A National Day of Action begins today with demonstrations by artists and the arts community against drastic funding cuts. On May 13 this year, 50% of small
to medium arts companies did not receive funding as a result of the government’s
cuts to the Australia Council. These cuts will result in job losses and will have flow on effects across cultural industries, educational institutions and the commercial sector. The arts employ more people than agriculture, construction or mining and the creative industries generate $50 billion for the Australian economy. Independent artists and organisations are the backbone of arts in Australia, generating new ideas and new talent.
Artists are the innovators of our nation.
Rosie Dennis, artistic director of Urban Theatre Projects, based in Bankstown says, “Join us at 12.30pm outside Bankstown train station to show your support. Follow #Istandforthearts and join in, wherever you are. Now more than ever is the time to hold onto our democratic right and freedom to speak out and protest, and let our leaders know that we want to see and hear great stories, told by talented artists, that are connected to the country, the city, the suburb, that we call home.”
The National Day of Action launches a two week campaign highlighting the importance of the arts in the lead-up to the federal election on July 2. The Museum of Contemporary Art and the National Association for the Visual Arts will be asking visitors today to tell politicians about why the arts are important in their own lives. Theatre companies are taking similar actions with their audiences. Rosie Dennis says, “Increasingly the arts are disappearing from our daily lives and are almost always under-valued as a career path. Yet it’s one of the most valuable industries we have in terms of reminding us of our humanity.” Above, is an image from UTP’s 2015 film One Day for Peace, which featured members of many different faiths in western Sydney and was shown to a range of audiences across the region in September. One Day For Peace will feature on ABC’s Compass program in August this year.
Federal funding has been vital to the success of UTP programs, which work closely with communities in western Sydney and regions across NSW to highlight the experiences of many different cultural groups and offer them the opportunity for deeper understanding and sharing common ground. Left, is an image from Bankstown Live, UTP’s four day event in last year’s Sydney Festival.
Organisers urge –
→ Get on social media and post about your support with #istandwiththearts
→ Write a letter of support for the arts to your local member (or email)
→ Write to the Arts Minister Hon. Mitch Fifield www.mitchfifield.com/contact.aspx
→ Vote for the candidates with the best arts policies on July 2
Rosie Dennis says, “I urge you to have a conversation with your neighbours, your local school, the people you work with, your friends, your family about the value and importance of the arts – theatre, film, dance, literature, visual arts. And not the Hollywood blockbusters, or the big names that play at the top end of town, but the little guys, like us, here at UTP, who reach out to a broad range of people and see the impact that our work has on people’s daily lives.”

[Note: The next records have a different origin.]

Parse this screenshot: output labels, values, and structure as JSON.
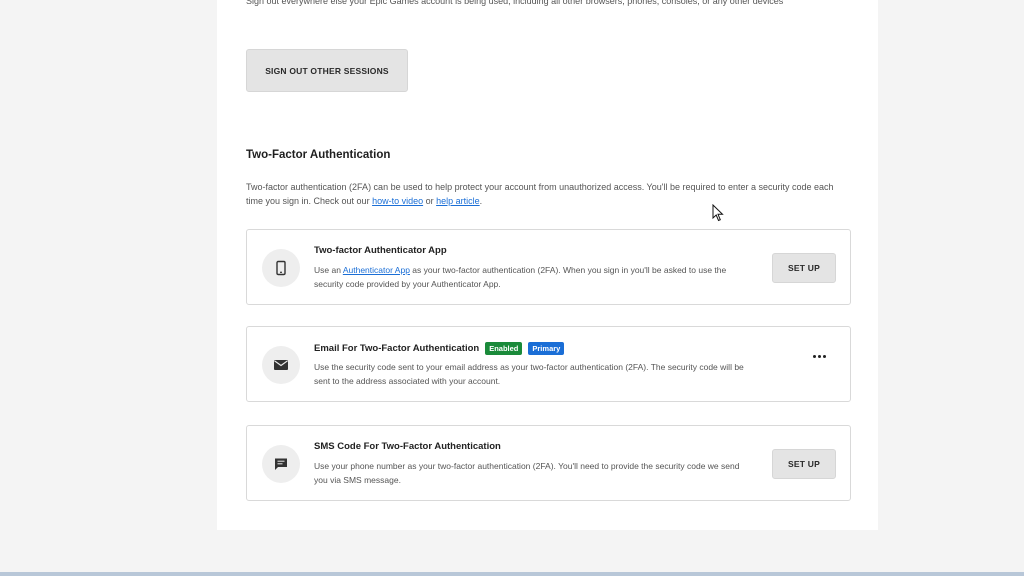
{
  "sessions": {
    "description": "Sign out everywhere else your Epic Games account is being used, including all other browsers, phones, consoles, or any other devices",
    "signout_label": "SIGN OUT OTHER SESSIONS"
  },
  "two_factor": {
    "title": "Two-Factor Authentication",
    "desc_before": "Two-factor authentication (2FA) can be used to help protect your account from unauthorized access. You'll be required to enter a security code each time you sign in. Check out our ",
    "link_video": "how-to video",
    "desc_or": " or ",
    "link_article": "help article",
    "desc_end": "."
  },
  "methods": {
    "app": {
      "icon": "phone-icon",
      "title": "Two-factor Authenticator App",
      "desc_before": "Use an ",
      "link": "Authenticator App",
      "desc_after": " as your two-factor authentication (2FA). When you sign in you'll be asked to use the security code provided by your Authenticator App.",
      "button": "SET UP"
    },
    "email": {
      "icon": "mail-icon",
      "title": "Email For Two-Factor Authentication",
      "badge_enabled": "Enabled",
      "badge_primary": "Primary",
      "desc": "Use the security code sent to your email address as your two-factor authentication (2FA). The security code will be sent to the address associated with your account."
    },
    "sms": {
      "icon": "chat-icon",
      "title": "SMS Code For Two-Factor Authentication",
      "desc": "Use your phone number as your two-factor authentication (2FA). You'll need to provide the security code we send you via SMS message.",
      "button": "SET UP"
    }
  },
  "colors": {
    "link": "#1a6ed6",
    "badge_enabled": "#1a8a3a",
    "badge_primary": "#1a6ed6"
  }
}
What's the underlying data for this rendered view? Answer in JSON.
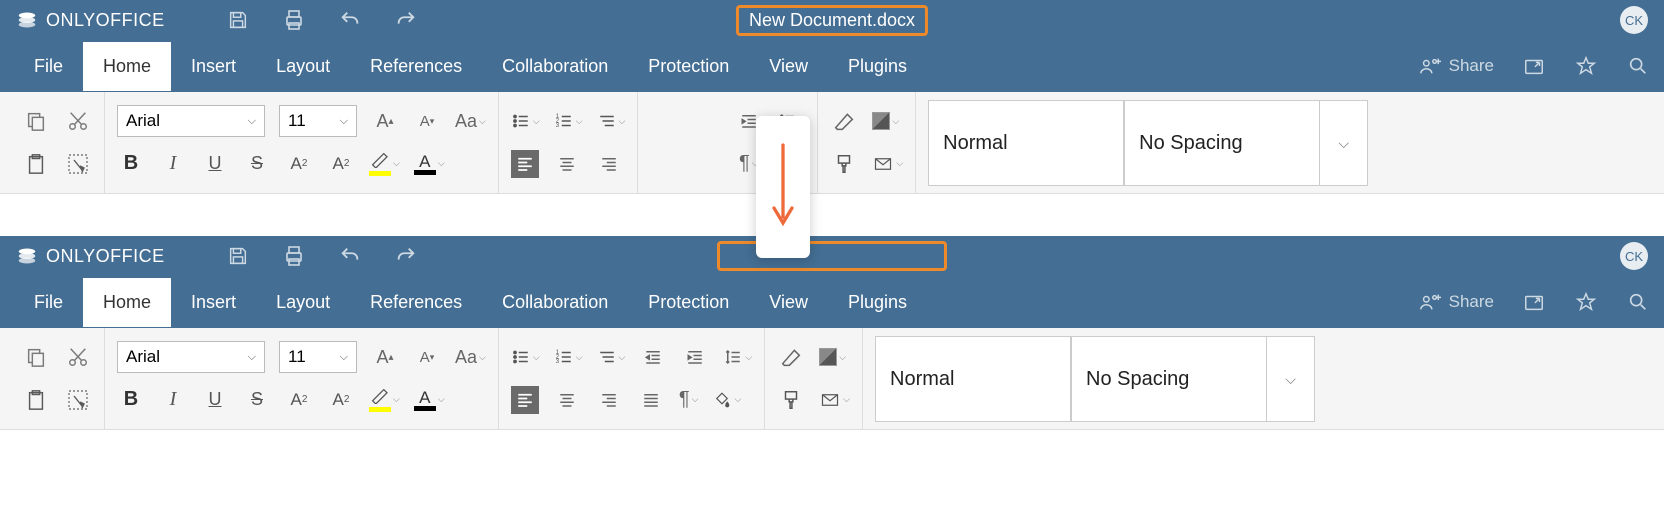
{
  "app_name": "ONLYOFFICE",
  "doc_title_1": "New Document.docx",
  "doc_title_2": "",
  "avatar": "CK",
  "menu": {
    "file": "File",
    "home": "Home",
    "insert": "Insert",
    "layout": "Layout",
    "references": "References",
    "collaboration": "Collaboration",
    "protection": "Protection",
    "view": "View",
    "plugins": "Plugins"
  },
  "share": "Share",
  "font": {
    "name": "Arial",
    "size": "11"
  },
  "typo": {
    "bold": "B",
    "italic": "I",
    "underline": "U",
    "strike": "S",
    "super": "A",
    "sub": "A"
  },
  "styles": {
    "normal": "Normal",
    "nospacing": "No Spacing"
  }
}
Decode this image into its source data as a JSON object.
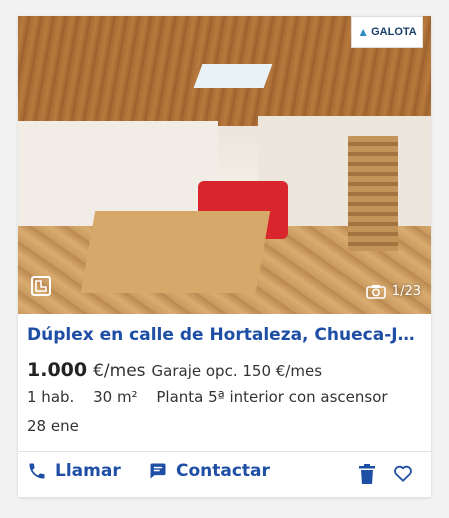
{
  "listing": {
    "brand": "GALOTA",
    "photo_counter": "1/23",
    "title": "Dúplex en calle de Hortaleza, Chueca-Jus…",
    "price": "1.000",
    "price_unit": "€/mes",
    "extra_price": "Garaje opc. 150 €/mes",
    "rooms": "1 hab.",
    "size": "30 m²",
    "floor": "Planta 5ª interior con ascensor",
    "date": "28 ene"
  },
  "actions": {
    "call_label": "Llamar",
    "contact_label": "Contactar"
  },
  "icons": {
    "call": "phone-icon",
    "contact": "chat-icon",
    "delete": "trash-icon",
    "favorite": "heart-icon",
    "camera": "camera-icon",
    "plan": "floorplan-icon"
  },
  "colors": {
    "accent": "#1f4fa5",
    "card_bg": "#ffffff",
    "page_bg": "#f2f2f2"
  }
}
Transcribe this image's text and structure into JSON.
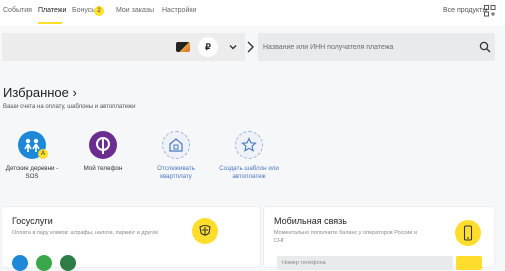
{
  "nav": {
    "tabs": [
      {
        "label": "События"
      },
      {
        "label": "Платежи"
      },
      {
        "label": "Бонусы"
      },
      {
        "label": "Мои заказы"
      },
      {
        "label": "Настройки"
      }
    ],
    "bonus_count": "2",
    "all_products": "Все продукты"
  },
  "payment": {
    "currency_symbol": "₽",
    "search_placeholder": "Название или ИНН получателя платежа"
  },
  "favorites": {
    "title": "Избранное ›",
    "subtitle": "Ваши счета на оплату, шаблоны и автоплатежи",
    "items": [
      {
        "label": "Детские деревни - SOS",
        "badge": "A"
      },
      {
        "label": "Мой телефон"
      },
      {
        "label": "Отслеживать квартплату"
      },
      {
        "label": "Создать шаблон или автоплатеж"
      }
    ]
  },
  "gosuslugi": {
    "title": "Госуслуги",
    "description": "Оплата в пару кликов: штрафы, налоги, паркинг и другое"
  },
  "mobile": {
    "title": "Мобильная связь",
    "description": "Моментально пополните баланс у операторов России и СНГ",
    "phone_placeholder": "Номер телефона"
  },
  "colors": {
    "accent": "#ffdd2d",
    "link": "#4a78c2",
    "phone_purple": "#6b2d8f",
    "sos_blue": "#1e88d8"
  }
}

In the meantime, state government funding through Arts NSW has allowed the development and launch of a new program for young Aboriginal people Solid Ground 2016. A new partnership between Carriageworks in inner city Redfern and Blacktown Arts Centre, right, Solid Ground 2016 is a new three-year strategy that will provide pathways for young Indigenous people in NSW into the arts and cultural industries. Solid Ground will create designed tertiary education and on the job training programs for 90 young Indigenous people from across Redfern, Waterloo and Blacktown. It has been a long time in preparation and aims to give young indigenous people meaningful connection with school and rewarding pathways for their own futures.
State funding is also assisting the 2016 Sydney Sacred Music Festival, now in its sixth year, scheduled for September 2 to 18 throughout Sydney. Their first major fundraising event presents a great line-up of Sydney’s best world music performers at Camelot Lounge, Marrickville, July 3, 6.30pm for 7.30pm show. Festival founder and director Richard Petkovic, of western Sydney, promises a night of “the authentic, the fusion and the future in world music!” Tickets and information – click here.
In the meantime, Casula Powerhouse Arts Centre has opened bookings for its Way Out West Festival for Children program. An annual event funded by Liverpool City Council, the children’s festival is Sydney’s only free contemporary arts festival for children and will run from July 13 to 16. It’s an extensive and varied program promising lots of fun and which has also been assisted by state funding. Although free, bookings are essential.